Then, there is the nebulous criticisms in which Bush opponents use terms like "income gap" and "wage stagflation". Of course, his critics rarely can point to specific policy proposals that have created these supposed maladies. Rather they pound myths like "tax cuts for the rich" in order to convince the public that Bush policies have really benefitted the few at the expense of the many. How can any economy thrive when interest rates are always in a constant state of motion? Wouldn't it be the middle class most affected by constantly shifting interest rate policy? Yet, it is Bush and not the Fed that has taken the hit for what I believe has been a clearly lacking Fed policy that has infected the economy throughout his tenure.
Don't get me wrong. Bush is by no means without fault on the economy. Then again, no President is. He could have directed the Treasury to buy dollars in the open market to keep the dollar stable. His biggest failing is allowing spending to spin out of control in his first four years. He could have done more to create oversight in mortgages, however most of his critics were just as silent during the boom. Furthermore, I am weary of anyone that thinks that government can prevent speculative markets, like that of the real estate boon. Still, on the whole just like Reagan, his domestic policy will forever be most linked with the well timed tax cuts of his first term. Those tax cuts receive little if no credit for their economic stimulus and in the meantime, he has taken an enormous hit for economic malaise that I would put much more closely to the feet of the Fed and their policy makers.


Oberon said...

......the republicans have been using the "religious" moral high ground to dupe evangelicals into voting for them and to mask the true nature of the republican party which is actually diametrically opposed to the christian ideal of love, tolerance, giving and peace.

The modern engaged in one of man's oldest exercises in moral philosophy.......that is.......the search for a superior moral justification for selfishness.......John Kenneth Galbraith.

mike volpe said...

What in the world are you talking about? Furthermore, what does it have to do with the topic at hand?

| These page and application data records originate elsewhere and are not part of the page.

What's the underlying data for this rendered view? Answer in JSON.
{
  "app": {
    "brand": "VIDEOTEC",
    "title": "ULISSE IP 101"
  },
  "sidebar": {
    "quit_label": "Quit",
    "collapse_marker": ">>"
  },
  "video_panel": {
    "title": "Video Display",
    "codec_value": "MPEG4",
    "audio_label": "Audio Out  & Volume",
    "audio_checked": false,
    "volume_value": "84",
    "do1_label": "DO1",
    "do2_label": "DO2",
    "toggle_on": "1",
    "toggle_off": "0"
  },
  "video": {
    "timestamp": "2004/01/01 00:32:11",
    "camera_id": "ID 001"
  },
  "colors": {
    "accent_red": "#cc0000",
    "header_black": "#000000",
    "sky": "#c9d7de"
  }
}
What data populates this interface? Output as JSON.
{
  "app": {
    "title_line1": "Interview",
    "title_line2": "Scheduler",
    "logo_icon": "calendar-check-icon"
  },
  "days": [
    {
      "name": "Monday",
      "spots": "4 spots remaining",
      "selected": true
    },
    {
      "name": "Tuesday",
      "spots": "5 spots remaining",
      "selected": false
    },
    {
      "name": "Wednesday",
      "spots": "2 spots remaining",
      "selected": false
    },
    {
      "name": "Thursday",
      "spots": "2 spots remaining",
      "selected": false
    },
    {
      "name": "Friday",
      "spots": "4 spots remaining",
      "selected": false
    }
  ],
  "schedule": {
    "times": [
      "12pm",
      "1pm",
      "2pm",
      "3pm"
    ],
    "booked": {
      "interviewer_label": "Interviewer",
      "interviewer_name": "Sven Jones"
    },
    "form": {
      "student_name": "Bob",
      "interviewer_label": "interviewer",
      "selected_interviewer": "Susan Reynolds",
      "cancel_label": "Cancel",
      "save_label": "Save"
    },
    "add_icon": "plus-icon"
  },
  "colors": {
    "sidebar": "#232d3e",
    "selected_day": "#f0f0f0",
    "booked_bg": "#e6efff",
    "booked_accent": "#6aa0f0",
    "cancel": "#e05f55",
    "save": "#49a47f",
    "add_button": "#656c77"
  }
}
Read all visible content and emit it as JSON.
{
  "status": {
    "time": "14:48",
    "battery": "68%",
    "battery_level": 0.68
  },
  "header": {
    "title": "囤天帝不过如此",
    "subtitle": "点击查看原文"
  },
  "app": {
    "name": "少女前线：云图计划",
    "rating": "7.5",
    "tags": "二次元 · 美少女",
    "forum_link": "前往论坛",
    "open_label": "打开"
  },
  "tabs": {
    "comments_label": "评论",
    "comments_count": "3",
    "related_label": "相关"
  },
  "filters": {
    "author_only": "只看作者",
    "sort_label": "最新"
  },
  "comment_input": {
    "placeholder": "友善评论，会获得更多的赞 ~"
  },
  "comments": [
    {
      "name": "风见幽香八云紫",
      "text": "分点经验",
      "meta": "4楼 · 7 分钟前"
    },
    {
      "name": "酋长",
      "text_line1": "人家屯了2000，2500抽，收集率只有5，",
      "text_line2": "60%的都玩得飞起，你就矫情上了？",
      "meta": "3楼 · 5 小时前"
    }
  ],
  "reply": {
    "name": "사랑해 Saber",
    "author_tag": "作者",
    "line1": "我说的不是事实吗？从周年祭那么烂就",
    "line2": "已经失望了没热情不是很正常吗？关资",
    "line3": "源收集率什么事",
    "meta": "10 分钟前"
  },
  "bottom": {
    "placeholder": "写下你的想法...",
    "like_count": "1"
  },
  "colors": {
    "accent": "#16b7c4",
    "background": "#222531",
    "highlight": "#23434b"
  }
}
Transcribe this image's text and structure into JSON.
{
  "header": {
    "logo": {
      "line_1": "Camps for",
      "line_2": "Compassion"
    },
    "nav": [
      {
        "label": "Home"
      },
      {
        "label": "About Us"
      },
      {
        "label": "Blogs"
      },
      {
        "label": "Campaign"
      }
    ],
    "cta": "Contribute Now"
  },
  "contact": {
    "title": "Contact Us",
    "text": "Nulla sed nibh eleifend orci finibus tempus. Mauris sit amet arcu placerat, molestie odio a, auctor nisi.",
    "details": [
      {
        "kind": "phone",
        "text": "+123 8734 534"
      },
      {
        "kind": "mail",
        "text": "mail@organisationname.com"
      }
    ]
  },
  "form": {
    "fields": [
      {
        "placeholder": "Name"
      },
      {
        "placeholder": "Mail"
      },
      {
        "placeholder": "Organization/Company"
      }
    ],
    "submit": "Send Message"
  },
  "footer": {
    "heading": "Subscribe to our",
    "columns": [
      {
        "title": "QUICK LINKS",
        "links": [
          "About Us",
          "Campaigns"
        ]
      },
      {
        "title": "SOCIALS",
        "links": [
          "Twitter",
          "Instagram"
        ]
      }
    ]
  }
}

The Republicans have been linked to Christians because they are the pro life party, the party of marriage as one man and one woman, and traditionally as the party for tough penalties for criminals and predators.

If they are opposed to love, tolerance, and peace, you have to back up such a statement.

The modern conservative is in search for smaller government, less taxes, fiscal conservatism, good border policy, traditional values, and aggressive national security policy that confronts our enemies.